Jeffrey Zients told reporters in a conference call that Quality Software Services Inc., or QSSI, will serve as a general contractor to oversee the repairs.
The administration has not had a technology company overseeing the entire project. Instead, the government decided early on that the Centers for Medicare and Medicaid Services, part of the U.S. Department of Health and Human Services, would serve as the system integrator.
The company, a unit of health insurer UnitedHealth Group Inc., already has a technology contract related to the website and testified on Thursday to a congressional panel about problems with the system.
QSSI produced the federal data hub and a software tool for creating online consumer accounts, which was at the center of early logjam problems.
Online insurance exchanges were launched on Oct. 1 under the 2010 Patient Protection and Affordable Care Act, often called "Obamacare," to offer health insurance plans to millions of uninsured Americans. But many Americans have experienced error messages and long waits in trying to sign on to Healthcare.gov, which has become a political embarrassment for President Obama.
"By the end of November, the vast majority of consumers will be able to successfully and smoothly enroll through Healthcare.gov," Mr. Zients said.
Mr. Zients said he had brought in technology experts to establish the problems with the website and to prioritize the repairs. Based on that assessment, he described Healthcare.gov as being "fixable."
"It will take a lot of work and there are a lot of problems that will need to be addressed, but the bottom line is that it is fixable," he said.

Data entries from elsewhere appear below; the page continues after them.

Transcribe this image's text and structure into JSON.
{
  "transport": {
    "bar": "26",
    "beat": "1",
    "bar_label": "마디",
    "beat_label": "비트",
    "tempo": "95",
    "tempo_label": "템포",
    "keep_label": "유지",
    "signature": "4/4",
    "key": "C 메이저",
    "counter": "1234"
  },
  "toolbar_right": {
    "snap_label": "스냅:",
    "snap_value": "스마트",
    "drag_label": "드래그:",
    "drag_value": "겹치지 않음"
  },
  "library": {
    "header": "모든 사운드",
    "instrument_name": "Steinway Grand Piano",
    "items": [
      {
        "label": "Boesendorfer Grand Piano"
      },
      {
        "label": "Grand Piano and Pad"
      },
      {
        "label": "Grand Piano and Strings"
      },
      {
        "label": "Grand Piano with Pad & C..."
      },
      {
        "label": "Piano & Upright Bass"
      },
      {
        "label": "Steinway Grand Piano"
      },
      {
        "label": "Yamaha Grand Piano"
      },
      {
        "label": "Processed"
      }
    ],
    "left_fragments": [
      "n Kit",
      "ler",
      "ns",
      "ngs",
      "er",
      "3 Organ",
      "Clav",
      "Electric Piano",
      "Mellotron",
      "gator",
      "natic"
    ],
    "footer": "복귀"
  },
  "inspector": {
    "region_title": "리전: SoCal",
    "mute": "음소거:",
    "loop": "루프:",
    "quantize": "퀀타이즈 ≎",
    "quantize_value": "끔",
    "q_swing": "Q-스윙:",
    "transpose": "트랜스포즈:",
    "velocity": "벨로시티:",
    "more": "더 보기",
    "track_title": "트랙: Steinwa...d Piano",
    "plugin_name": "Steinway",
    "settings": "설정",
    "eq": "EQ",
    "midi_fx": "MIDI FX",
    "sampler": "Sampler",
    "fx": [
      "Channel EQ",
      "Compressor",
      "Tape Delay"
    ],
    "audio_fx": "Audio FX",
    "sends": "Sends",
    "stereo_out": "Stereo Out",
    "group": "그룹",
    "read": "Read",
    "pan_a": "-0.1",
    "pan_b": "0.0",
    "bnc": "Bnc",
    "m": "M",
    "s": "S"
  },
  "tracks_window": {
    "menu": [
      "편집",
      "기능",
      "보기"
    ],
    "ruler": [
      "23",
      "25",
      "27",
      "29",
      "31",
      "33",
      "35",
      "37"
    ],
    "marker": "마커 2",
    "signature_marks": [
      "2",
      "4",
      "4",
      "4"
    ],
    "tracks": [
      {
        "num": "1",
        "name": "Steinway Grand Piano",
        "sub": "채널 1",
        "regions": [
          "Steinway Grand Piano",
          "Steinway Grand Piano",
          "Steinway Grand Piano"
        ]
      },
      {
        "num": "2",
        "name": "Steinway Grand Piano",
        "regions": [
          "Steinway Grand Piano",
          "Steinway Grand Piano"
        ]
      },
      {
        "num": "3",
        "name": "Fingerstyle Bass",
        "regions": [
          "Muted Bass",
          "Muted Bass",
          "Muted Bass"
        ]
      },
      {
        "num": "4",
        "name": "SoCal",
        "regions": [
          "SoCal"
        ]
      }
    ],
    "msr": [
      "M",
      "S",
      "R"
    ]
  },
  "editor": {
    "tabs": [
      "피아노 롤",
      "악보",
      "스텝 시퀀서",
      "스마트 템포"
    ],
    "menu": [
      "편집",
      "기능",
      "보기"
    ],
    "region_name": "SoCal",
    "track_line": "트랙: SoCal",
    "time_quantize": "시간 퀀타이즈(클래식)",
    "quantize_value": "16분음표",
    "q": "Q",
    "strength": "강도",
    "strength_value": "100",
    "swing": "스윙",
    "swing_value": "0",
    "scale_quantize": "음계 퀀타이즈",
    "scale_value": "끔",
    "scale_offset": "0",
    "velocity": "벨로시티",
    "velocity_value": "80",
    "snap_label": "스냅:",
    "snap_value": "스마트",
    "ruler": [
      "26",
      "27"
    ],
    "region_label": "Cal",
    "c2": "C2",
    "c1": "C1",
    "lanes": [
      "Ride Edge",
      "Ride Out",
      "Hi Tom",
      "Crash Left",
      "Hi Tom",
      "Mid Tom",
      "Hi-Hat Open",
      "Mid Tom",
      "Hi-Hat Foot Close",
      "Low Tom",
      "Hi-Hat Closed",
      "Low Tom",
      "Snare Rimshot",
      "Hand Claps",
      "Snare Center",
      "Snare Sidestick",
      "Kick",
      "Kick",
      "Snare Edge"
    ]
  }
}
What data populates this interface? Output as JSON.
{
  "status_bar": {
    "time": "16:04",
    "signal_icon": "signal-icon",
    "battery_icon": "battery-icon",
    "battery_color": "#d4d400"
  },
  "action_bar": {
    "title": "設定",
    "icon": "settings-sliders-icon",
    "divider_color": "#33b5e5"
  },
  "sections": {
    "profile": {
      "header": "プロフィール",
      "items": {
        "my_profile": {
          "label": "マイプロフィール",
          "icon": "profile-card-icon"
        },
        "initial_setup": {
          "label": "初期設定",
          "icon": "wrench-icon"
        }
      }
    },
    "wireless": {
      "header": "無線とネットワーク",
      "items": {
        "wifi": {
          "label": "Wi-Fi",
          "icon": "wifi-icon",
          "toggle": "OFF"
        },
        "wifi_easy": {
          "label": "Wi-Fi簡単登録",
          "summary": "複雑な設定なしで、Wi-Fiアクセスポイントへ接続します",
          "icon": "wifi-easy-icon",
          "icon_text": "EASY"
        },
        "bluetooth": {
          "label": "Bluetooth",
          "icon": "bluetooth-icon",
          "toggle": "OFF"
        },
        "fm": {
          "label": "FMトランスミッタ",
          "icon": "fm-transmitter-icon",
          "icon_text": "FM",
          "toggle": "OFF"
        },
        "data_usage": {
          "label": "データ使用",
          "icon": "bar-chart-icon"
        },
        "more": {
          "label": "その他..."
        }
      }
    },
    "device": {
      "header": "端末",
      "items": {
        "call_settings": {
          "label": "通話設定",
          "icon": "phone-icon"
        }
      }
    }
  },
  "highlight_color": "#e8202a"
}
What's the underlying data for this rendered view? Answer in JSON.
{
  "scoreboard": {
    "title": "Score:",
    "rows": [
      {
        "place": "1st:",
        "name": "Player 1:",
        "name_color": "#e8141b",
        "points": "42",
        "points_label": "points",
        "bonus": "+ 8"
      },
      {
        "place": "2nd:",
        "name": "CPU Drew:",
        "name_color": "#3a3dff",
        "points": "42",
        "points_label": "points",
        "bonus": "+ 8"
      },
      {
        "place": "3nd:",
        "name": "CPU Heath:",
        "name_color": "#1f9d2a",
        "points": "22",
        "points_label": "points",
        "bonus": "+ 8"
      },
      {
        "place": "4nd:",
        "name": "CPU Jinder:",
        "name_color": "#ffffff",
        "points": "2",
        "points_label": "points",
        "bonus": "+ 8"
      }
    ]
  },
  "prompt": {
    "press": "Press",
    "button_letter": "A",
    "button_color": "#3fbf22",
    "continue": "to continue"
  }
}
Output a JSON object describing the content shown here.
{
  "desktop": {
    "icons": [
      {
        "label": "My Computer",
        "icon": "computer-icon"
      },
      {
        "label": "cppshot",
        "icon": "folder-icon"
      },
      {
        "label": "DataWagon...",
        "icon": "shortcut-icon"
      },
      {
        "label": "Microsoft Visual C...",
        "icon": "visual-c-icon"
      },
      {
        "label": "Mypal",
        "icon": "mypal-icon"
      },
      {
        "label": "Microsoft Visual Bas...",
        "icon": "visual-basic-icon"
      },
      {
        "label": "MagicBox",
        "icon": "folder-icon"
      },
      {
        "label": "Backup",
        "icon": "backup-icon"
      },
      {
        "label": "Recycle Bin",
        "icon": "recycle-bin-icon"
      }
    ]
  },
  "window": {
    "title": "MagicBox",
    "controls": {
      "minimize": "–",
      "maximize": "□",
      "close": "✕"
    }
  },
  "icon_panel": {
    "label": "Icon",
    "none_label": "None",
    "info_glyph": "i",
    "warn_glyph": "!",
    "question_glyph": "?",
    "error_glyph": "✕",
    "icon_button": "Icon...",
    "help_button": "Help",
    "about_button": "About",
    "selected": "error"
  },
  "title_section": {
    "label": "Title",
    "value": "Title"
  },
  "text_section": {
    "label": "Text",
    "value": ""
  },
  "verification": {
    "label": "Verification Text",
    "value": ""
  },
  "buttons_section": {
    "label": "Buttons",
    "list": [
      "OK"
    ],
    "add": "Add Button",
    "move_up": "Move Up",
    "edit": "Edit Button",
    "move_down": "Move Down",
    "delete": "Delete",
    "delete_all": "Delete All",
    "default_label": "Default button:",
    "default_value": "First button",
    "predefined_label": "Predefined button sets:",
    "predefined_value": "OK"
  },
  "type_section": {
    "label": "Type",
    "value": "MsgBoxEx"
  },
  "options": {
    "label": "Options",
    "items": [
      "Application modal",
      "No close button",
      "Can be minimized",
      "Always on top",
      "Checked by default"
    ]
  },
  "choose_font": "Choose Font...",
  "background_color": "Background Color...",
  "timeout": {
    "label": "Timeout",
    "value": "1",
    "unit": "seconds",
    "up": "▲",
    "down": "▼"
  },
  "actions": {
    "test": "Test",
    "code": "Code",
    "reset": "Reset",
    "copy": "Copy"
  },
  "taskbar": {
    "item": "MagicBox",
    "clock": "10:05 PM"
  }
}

He said experts had identified "dozens of items" to be fixed in terms of both performance and functionality, and said a problem related to communications with insurers was on the top of the list. He did not provide further details about the nature of the glitches.
Earlier this week, the government told insurers in a meeting that it was working to fix data transmission problems with applications and also with the technology that can allow insurers to directly enroll consumers in exchange plans.
The government expects about 7 million people to enroll for individual insurance in 2014, many of whom are expected to receive government subsidies. Consumers must enroll by mid-December to have insurance on Jan. 1 and by the end of March 2014 if they want to avoid paying the penalty laid out in the Affordable Care Act.
About 90% of people who try to create accounts are able to do so, but the ability to complete an application has been "volatile," Mr. Zients said. The government said that about 700,000 Obamacare applications had been filled out across the country but has not provided enrollment figures.
The federal government is running the website for 36 states while 14 other states have built their own exchanges to sell insurance policies under Obamacare. Some state sites have also had technology issues.
Republican lawmakers, long opposed to Obamacare, have pounced on the rocky rollout to launch multiple investigations into the administration's missteps and the role of contractors.
Some Democrats have also criticized the administration and called for extending the open-enrollment period beyond the existing March 31 deadline.
Two committees in the Republican-controlled House of Representatives will hold hearings next week, one with Health and Human Services Secretary Kathleen Sebelius and another with Marilyn Tavenner, administrator of the Centers for Medicare and Medicaid Services.
The White House said last week that President Obama still has "full confidence" in Ms. Sebelius, whose department is responsible for implementing the law.
(Reuters) — The Obama administration launched its troubled health care insurance website after only a minimum of crucial systemwide testing, despite contractors warning officials repeatedly about performance risks, a congressional panel heard on Thursday.